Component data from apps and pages
################
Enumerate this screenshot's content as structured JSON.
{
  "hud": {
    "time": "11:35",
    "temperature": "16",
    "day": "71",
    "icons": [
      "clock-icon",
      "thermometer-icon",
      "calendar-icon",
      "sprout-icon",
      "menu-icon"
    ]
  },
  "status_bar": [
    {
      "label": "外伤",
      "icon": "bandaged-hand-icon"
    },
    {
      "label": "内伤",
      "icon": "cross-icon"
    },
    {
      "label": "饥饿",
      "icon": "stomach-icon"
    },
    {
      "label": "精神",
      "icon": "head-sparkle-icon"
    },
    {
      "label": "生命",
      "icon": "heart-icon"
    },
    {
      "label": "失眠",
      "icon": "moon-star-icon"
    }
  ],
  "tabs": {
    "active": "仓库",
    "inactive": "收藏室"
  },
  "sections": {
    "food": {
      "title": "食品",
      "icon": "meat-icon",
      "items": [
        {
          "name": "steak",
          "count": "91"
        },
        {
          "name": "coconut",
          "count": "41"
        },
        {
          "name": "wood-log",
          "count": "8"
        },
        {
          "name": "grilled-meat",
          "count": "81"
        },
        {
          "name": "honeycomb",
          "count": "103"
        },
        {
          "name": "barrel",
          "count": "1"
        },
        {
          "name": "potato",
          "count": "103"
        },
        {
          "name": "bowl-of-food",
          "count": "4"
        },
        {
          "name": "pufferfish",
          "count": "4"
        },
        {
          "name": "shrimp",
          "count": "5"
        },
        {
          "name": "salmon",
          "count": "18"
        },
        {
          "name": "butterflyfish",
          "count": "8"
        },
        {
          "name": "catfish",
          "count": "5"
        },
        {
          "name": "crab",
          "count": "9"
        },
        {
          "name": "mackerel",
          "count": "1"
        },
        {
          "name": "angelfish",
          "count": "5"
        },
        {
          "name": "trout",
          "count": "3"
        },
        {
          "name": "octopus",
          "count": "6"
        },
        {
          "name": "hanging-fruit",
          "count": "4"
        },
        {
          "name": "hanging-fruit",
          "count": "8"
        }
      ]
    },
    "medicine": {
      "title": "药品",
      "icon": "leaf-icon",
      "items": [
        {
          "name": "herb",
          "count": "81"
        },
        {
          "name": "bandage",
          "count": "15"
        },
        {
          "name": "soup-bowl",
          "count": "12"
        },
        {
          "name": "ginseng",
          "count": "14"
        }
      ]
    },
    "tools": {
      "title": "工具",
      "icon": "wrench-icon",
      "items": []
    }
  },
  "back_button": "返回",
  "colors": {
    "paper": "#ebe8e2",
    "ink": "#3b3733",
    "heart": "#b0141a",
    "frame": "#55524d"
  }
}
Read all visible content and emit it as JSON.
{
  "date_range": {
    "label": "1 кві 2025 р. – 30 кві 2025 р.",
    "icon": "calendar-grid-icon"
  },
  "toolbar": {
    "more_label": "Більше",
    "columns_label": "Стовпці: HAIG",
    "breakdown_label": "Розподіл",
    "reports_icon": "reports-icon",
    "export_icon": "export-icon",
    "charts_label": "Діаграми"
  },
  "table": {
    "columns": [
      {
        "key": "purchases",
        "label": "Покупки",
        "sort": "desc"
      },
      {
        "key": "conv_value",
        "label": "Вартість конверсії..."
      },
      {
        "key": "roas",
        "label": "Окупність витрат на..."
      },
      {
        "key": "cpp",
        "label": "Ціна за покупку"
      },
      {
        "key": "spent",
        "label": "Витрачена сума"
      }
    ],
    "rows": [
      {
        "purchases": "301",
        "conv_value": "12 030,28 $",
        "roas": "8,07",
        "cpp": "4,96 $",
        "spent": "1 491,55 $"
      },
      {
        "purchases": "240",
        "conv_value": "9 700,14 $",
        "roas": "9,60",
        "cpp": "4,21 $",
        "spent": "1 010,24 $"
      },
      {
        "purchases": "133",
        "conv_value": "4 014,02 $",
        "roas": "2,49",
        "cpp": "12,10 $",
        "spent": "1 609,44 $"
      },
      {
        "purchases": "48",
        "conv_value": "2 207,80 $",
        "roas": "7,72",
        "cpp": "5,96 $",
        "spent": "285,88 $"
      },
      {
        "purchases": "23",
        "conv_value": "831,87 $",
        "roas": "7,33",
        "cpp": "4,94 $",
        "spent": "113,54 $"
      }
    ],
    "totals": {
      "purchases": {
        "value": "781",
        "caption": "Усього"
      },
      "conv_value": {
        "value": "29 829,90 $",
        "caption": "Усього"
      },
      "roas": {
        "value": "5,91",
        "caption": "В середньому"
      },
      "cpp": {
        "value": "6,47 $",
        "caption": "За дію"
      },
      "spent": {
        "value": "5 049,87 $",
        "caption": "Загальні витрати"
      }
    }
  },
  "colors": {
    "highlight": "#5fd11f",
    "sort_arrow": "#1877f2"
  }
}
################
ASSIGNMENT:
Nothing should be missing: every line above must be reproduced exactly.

RESPONSE TO THE TASK:
Enumerate this screenshot's content as structured JSON.
{
  "hud": {
    "time": "11:35",
    "temperature": "16",
    "day": "71",
    "icons": [
      "clock-icon",
      "thermometer-icon",
      "calendar-icon",
      "sprout-icon",
      "menu-icon"
    ]
  },
  "status_bar": [
    {
      "label": "外伤",
      "icon": "bandaged-hand-icon"
    },
    {
      "label": "内伤",
      "icon": "cross-icon"
    },
    {
      "label": "饥饿",
      "icon": "stomach-icon"
    },
    {
      "label": "精神",
      "icon": "head-sparkle-icon"
    },
    {
      "label": "生命",
      "icon": "heart-icon"
    },
    {
      "label": "失眠",
      "icon": "moon-star-icon"
    }
  ],
  "tabs": {
    "active": "仓库",
    "inactive": "收藏室"
  },
  "sections": {
    "food": {
      "title": "食品",
      "icon": "meat-icon",
      "items": [
        {
          "name": "steak",
          "count": "91"
        },
        {
          "name": "coconut",
          "count": "41"
        },
        {
          "name": "wood-log",
          "count": "8"
        },
        {
          "name": "grilled-meat",
          "count": "81"
        },
        {
          "name": "honeycomb",
          "count": "103"
        },
        {
          "name": "barrel",
          "count": "1"
        },
        {
          "name": "potato",
          "count": "103"
        },
        {
          "name": "bowl-of-food",
          "count": "4"
        },
        {
          "name": "pufferfish",
          "count": "4"
        },
        {
          "name": "shrimp",
          "count": "5"
        },
        {
          "name": "salmon",
          "count": "18"
        },
        {
          "name": "butterflyfish",
          "count": "8"
        },
        {
          "name": "catfish",
          "count": "5"
        },
        {
          "name": "crab",
          "count": "9"
        },
        {
          "name": "mackerel",
          "count": "1"
        },
        {
          "name": "angelfish",
          "count": "5"
        },
        {
          "name": "trout",
          "count": "3"
        },
        {
          "name": "octopus",
          "count": "6"
        },
        {
          "name": "hanging-fruit",
          "count": "4"
        },
        {
          "name": "hanging-fruit",
          "count": "8"
        }
      ]
    },
    "medicine": {
      "title": "药品",
      "icon": "leaf-icon",
      "items": [
        {
          "name": "herb",
          "count": "81"
        },
        {
          "name": "bandage",
          "count": "15"
        },
        {
          "name": "soup-bowl",
          "count": "12"
        },
        {
          "name": "ginseng",
          "count": "14"
        }
      ]
    },
    "tools": {
      "title": "工具",
      "icon": "wrench-icon",
      "items": []
    }
  },
  "back_button": "返回",
  "colors": {
    "paper": "#ebe8e2",
    "ink": "#3b3733",
    "heart": "#b0141a",
    "frame": "#55524d"
  }
}
Read all visible content and emit it as JSON.
{
  "date_range": {
    "label": "1 кві 2025 р. – 30 кві 2025 р.",
    "icon": "calendar-grid-icon"
  },
  "toolbar": {
    "more_label": "Більше",
    "columns_label": "Стовпці: HAIG",
    "breakdown_label": "Розподіл",
    "reports_icon": "reports-icon",
    "export_icon": "export-icon",
    "charts_label": "Діаграми"
  },
  "table": {
    "columns": [
      {
        "key": "purchases",
        "label": "Покупки",
        "sort": "desc"
      },
      {
        "key": "conv_value",
        "label": "Вартість конверсії..."
      },
      {
        "key": "roas",
        "label": "Окупність витрат на..."
      },
      {
        "key": "cpp",
        "label": "Ціна за покупку"
      },
      {
        "key": "spent",
        "label": "Витрачена сума"
      }
    ],
    "rows": [
      {
        "purchases": "301",
        "conv_value": "12 030,28 $",
        "roas": "8,07",
        "cpp": "4,96 $",
        "spent": "1 491,55 $"
      },
      {
        "purchases": "240",
        "conv_value": "9 700,14 $",
        "roas": "9,60",
        "cpp": "4,21 $",
        "spent": "1 010,24 $"
      },
      {
        "purchases": "133",
        "conv_value": "4 014,02 $",
        "roas": "2,49",
        "cpp": "12,10 $",
        "spent": "1 609,44 $"
      },
      {
        "purchases": "48",
        "conv_value": "2 207,80 $",
        "roas": "7,72",
        "cpp": "5,96 $",
        "spent": "285,88 $"
      },
      {
        "purchases": "23",
        "conv_value": "831,87 $",
        "roas": "7,33",
        "cpp": "4,94 $",
        "spent": "113,54 $"
      }
    ],
    "totals": {
      "purchases": {
        "value": "781",
        "caption": "Усього"
      },
      "conv_value": {
        "value": "29 829,90 $",
        "caption": "Усього"
      },
      "roas": {
        "value": "5,91",
        "caption": "В середньому"
      },
      "cpp": {
        "value": "6,47 $",
        "caption": "За дію"
      },
      "spent": {
        "value": "5 049,87 $",
        "caption": "Загальні витрати"
      }
    }
  },
  "colors": {
    "highlight": "#5fd11f",
    "sort_arrow": "#1877f2"
  }
}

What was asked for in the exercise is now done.